» **Data supplied**:
+ + + +
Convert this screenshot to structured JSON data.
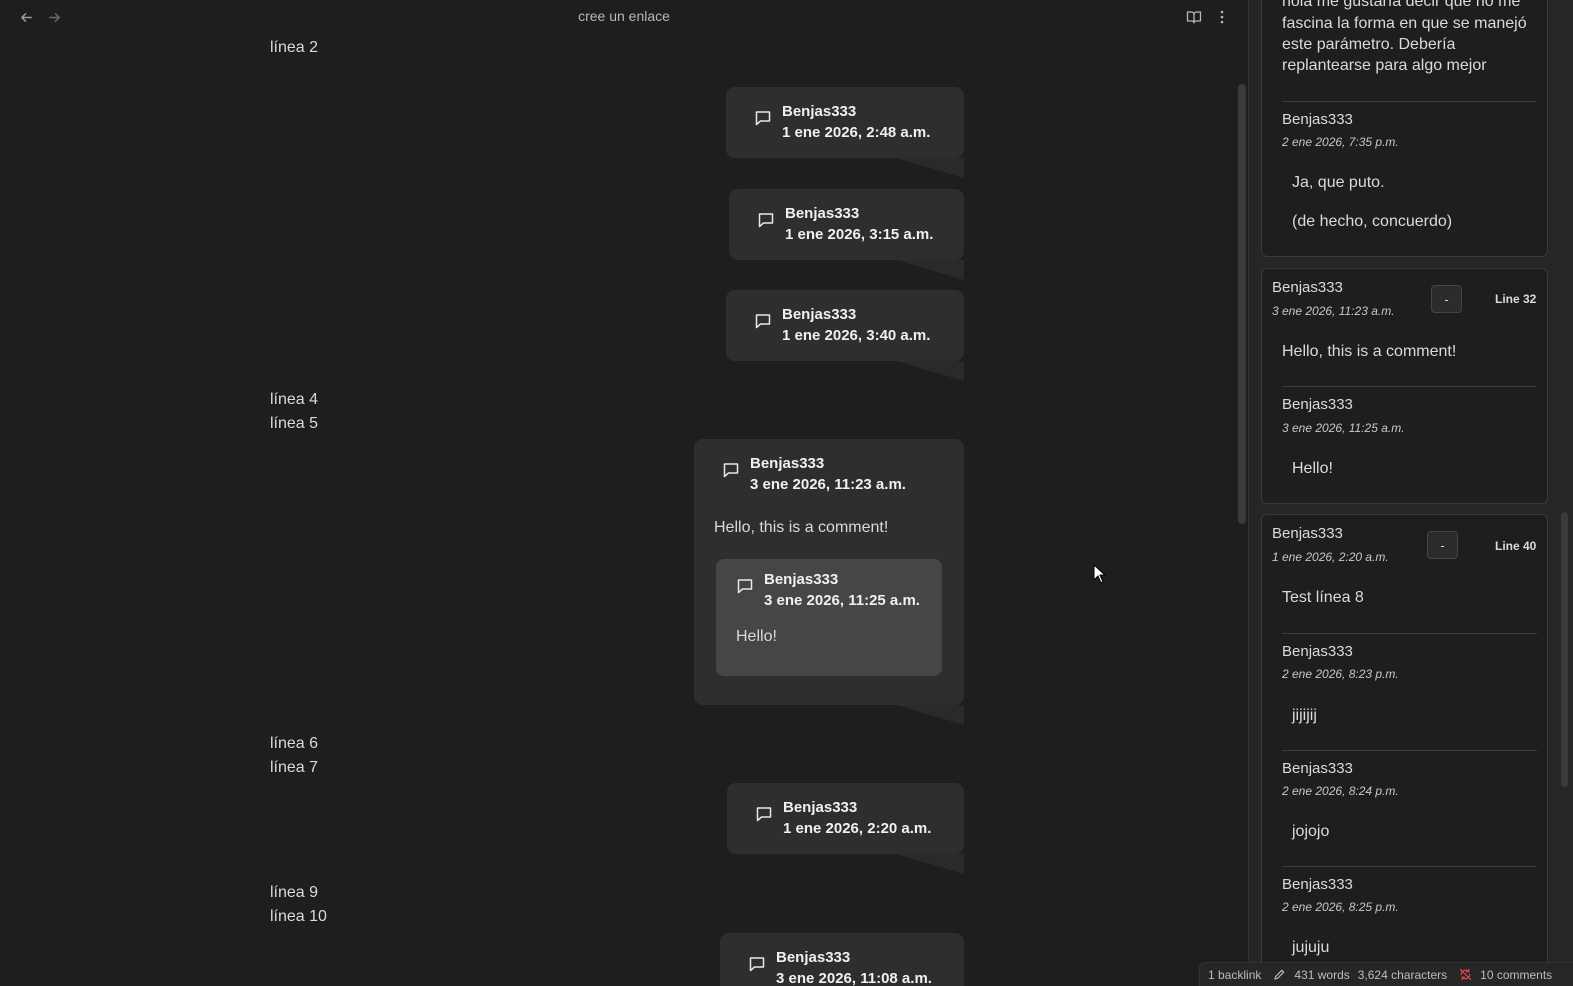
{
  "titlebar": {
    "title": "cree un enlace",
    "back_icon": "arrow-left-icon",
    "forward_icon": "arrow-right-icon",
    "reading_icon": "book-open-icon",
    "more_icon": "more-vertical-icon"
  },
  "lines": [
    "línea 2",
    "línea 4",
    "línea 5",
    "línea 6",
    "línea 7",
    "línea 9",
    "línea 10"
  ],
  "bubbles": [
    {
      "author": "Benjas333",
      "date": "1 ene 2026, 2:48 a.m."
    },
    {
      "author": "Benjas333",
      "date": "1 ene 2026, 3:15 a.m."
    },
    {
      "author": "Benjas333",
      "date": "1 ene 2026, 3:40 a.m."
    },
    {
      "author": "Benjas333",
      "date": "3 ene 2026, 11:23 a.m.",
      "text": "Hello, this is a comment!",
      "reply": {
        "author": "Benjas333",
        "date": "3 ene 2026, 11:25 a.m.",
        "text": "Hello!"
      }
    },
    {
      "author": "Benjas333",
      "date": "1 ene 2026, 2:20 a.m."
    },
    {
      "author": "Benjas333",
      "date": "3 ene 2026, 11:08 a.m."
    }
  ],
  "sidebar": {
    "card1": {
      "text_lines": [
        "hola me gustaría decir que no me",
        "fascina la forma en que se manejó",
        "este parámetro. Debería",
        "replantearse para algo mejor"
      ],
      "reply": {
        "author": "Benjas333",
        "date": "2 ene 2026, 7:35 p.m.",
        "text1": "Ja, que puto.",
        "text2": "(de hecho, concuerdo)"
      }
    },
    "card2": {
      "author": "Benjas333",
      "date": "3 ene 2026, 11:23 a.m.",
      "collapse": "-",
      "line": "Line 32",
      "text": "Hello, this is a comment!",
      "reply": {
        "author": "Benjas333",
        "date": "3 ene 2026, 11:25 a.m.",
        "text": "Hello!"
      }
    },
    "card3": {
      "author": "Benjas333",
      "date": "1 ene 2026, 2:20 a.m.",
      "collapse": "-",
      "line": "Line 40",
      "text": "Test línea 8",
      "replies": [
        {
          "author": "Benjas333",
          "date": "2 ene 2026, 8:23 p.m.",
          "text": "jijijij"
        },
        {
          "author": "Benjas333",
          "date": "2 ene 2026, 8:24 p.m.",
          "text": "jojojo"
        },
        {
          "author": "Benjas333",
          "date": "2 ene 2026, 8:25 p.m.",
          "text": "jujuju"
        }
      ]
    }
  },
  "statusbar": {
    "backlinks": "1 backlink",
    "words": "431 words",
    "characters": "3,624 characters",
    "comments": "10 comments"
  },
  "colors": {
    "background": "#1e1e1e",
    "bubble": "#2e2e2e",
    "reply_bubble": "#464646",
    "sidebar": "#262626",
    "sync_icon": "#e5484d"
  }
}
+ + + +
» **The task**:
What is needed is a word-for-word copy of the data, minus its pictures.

» **Task response**:
Convert this screenshot to structured JSON data.
{
  "titlebar": {
    "title": "cree un enlace",
    "back_icon": "arrow-left-icon",
    "forward_icon": "arrow-right-icon",
    "reading_icon": "book-open-icon",
    "more_icon": "more-vertical-icon"
  },
  "lines": [
    "línea 2",
    "línea 4",
    "línea 5",
    "línea 6",
    "línea 7",
    "línea 9",
    "línea 10"
  ],
  "bubbles": [
    {
      "author": "Benjas333",
      "date": "1 ene 2026, 2:48 a.m."
    },
    {
      "author": "Benjas333",
      "date": "1 ene 2026, 3:15 a.m."
    },
    {
      "author": "Benjas333",
      "date": "1 ene 2026, 3:40 a.m."
    },
    {
      "author": "Benjas333",
      "date": "3 ene 2026, 11:23 a.m.",
      "text": "Hello, this is a comment!",
      "reply": {
        "author": "Benjas333",
        "date": "3 ene 2026, 11:25 a.m.",
        "text": "Hello!"
      }
    },
    {
      "author": "Benjas333",
      "date": "1 ene 2026, 2:20 a.m."
    },
    {
      "author": "Benjas333",
      "date": "3 ene 2026, 11:08 a.m."
    }
  ],
  "sidebar": {
    "card1": {
      "text_lines": [
        "hola me gustaría decir que no me",
        "fascina la forma en que se manejó",
        "este parámetro. Debería",
        "replantearse para algo mejor"
      ],
      "reply": {
        "author": "Benjas333",
        "date": "2 ene 2026, 7:35 p.m.",
        "text1": "Ja, que puto.",
        "text2": "(de hecho, concuerdo)"
      }
    },
    "card2": {
      "author": "Benjas333",
      "date": "3 ene 2026, 11:23 a.m.",
      "collapse": "-",
      "line": "Line 32",
      "text": "Hello, this is a comment!",
      "reply": {
        "author": "Benjas333",
        "date": "3 ene 2026, 11:25 a.m.",
        "text": "Hello!"
      }
    },
    "card3": {
      "author": "Benjas333",
      "date": "1 ene 2026, 2:20 a.m.",
      "collapse": "-",
      "line": "Line 40",
      "text": "Test línea 8",
      "replies": [
        {
          "author": "Benjas333",
          "date": "2 ene 2026, 8:23 p.m.",
          "text": "jijijij"
        },
        {
          "author": "Benjas333",
          "date": "2 ene 2026, 8:24 p.m.",
          "text": "jojojo"
        },
        {
          "author": "Benjas333",
          "date": "2 ene 2026, 8:25 p.m.",
          "text": "jujuju"
        }
      ]
    }
  },
  "statusbar": {
    "backlinks": "1 backlink",
    "words": "431 words",
    "characters": "3,624 characters",
    "comments": "10 comments"
  },
  "colors": {
    "background": "#1e1e1e",
    "bubble": "#2e2e2e",
    "reply_bubble": "#464646",
    "sidebar": "#262626",
    "sync_icon": "#e5484d"
  }
}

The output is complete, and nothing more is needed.